This sturdy castle was raised in the 13th century, probably on the remains of an earlier fortress by the Anglo-Norman de Vaux family. Originally built of earth and timber, John de Vaux rebuilt the castle in stone. The principle building being the impressive three storey round drum keep. In the 14th and 15th centuries the castle was considerably enlarged, to include a chapel with a pit prison underneath, hewn out of solid rock. Built on a rocky outcrop with walls 6 fee thick and with flanking towers around its perimeter, Dirleton was believed to be impervious to the stone-throwing siege engines of the 13th century.

History of Dirleton Castle

1298 ~ Dirleton is besiged by an English army led by Bishop Anthony Bek, only when a large siege engine become available is the castle finally captured.

1306 ~ Ayner de Valance is ordered to seize the castle and hand it over to the brother of John de Kyneston.

1311 ~ The castle is retaken by the Scottish army of Robert Bruce. Parts of the castle are dismantled to render it useless by the English.

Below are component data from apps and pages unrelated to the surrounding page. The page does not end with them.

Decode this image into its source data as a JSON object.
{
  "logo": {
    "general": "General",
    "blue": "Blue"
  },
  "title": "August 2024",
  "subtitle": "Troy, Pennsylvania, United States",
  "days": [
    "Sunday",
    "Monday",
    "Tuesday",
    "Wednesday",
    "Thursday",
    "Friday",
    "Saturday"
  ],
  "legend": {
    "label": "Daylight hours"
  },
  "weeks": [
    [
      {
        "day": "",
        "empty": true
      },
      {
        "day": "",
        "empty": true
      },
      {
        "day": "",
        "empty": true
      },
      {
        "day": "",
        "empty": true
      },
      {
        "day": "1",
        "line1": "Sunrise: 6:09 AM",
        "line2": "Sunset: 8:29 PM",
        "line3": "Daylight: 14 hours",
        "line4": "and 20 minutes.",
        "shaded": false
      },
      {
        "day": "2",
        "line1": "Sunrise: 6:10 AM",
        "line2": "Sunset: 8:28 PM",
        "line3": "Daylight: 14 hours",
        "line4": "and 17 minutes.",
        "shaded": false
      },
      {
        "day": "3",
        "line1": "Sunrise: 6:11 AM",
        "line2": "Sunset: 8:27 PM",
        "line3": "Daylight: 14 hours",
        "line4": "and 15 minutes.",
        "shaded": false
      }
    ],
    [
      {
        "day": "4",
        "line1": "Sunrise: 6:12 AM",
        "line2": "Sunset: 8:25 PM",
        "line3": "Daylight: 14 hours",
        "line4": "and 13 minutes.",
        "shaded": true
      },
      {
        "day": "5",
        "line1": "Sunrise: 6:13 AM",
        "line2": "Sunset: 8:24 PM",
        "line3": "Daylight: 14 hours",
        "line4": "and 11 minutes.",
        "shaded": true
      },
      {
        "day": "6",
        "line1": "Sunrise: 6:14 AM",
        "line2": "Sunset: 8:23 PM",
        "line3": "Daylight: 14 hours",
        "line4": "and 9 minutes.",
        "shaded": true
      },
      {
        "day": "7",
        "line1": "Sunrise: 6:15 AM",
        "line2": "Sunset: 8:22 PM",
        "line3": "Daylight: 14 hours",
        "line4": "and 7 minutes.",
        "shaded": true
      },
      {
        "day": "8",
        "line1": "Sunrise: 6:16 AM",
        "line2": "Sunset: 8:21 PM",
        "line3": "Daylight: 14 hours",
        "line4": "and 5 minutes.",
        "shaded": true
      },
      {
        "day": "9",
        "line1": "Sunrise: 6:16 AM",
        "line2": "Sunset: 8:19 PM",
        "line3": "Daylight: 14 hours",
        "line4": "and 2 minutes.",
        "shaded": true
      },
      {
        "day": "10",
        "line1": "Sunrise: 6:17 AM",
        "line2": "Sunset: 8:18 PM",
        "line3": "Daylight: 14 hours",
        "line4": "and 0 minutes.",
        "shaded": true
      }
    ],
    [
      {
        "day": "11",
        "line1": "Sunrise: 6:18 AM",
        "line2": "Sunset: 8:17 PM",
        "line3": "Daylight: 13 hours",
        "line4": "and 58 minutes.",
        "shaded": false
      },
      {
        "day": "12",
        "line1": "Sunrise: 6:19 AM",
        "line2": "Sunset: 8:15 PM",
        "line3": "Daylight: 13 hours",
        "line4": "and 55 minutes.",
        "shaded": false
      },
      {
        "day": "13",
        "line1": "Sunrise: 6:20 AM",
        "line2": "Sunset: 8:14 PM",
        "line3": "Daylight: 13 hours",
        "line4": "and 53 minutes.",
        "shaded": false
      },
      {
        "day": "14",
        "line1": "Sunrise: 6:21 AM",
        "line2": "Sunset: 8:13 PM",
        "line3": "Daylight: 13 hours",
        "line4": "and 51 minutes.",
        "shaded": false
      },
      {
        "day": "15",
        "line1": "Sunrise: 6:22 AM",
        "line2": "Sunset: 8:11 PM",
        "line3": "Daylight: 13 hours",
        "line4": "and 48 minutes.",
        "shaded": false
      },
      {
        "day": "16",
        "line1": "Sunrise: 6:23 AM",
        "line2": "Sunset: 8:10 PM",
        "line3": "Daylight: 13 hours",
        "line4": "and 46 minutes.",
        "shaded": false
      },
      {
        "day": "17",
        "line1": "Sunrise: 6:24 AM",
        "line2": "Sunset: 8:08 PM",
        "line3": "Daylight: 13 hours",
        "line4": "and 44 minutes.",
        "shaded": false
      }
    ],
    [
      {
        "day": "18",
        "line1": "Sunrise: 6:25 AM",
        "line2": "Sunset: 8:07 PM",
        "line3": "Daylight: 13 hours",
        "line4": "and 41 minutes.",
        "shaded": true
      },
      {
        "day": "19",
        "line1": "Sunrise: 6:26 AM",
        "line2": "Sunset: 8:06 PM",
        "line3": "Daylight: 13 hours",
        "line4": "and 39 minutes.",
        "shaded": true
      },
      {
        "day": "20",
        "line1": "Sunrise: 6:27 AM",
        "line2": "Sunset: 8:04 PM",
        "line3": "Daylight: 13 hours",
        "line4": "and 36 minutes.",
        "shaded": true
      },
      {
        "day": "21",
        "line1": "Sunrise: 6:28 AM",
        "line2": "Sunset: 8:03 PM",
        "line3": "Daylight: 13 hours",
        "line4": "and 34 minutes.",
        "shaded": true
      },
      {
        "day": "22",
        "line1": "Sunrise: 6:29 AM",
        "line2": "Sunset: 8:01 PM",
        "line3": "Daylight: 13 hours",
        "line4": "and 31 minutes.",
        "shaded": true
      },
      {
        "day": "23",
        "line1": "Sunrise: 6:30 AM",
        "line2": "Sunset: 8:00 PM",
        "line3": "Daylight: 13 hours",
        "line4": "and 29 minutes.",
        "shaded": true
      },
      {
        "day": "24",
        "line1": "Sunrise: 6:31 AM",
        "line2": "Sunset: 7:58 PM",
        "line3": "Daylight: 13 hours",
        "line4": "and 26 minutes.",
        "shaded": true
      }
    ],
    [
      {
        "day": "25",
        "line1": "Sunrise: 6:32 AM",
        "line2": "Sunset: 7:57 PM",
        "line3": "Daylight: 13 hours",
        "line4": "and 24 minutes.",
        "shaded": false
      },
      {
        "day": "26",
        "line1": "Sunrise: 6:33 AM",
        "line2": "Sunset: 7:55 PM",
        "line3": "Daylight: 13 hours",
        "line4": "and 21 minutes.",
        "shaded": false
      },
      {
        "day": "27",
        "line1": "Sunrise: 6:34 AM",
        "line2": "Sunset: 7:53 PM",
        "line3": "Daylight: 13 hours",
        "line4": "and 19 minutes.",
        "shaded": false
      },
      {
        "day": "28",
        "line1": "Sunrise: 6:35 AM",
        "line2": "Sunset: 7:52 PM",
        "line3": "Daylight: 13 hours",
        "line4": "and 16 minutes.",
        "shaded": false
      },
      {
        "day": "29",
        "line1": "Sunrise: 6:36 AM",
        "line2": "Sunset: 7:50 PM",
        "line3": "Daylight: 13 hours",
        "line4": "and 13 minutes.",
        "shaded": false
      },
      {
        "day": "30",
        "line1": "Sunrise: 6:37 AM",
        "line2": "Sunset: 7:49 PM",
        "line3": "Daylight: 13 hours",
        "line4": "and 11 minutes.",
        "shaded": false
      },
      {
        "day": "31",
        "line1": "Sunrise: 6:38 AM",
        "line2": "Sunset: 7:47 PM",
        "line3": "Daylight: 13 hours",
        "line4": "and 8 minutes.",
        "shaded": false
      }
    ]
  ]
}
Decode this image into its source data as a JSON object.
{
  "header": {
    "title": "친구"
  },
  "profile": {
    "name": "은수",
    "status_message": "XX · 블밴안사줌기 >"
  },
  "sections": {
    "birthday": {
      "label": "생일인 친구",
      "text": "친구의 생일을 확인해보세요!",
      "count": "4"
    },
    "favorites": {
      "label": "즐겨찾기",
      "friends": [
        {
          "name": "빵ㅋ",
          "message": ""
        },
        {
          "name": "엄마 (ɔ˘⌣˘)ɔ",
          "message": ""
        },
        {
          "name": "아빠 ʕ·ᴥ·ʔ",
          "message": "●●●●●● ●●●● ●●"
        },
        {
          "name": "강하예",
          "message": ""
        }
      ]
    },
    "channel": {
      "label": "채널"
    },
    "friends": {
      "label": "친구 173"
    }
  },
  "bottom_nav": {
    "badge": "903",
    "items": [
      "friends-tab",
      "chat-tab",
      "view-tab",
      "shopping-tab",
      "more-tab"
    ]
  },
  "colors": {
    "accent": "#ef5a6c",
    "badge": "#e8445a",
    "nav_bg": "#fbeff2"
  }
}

1363 ~ The repaired castle is seized by William, Earl of Douglas. The castle passes to the Haliburton family. (more in the History section)

Text by Fred Vincent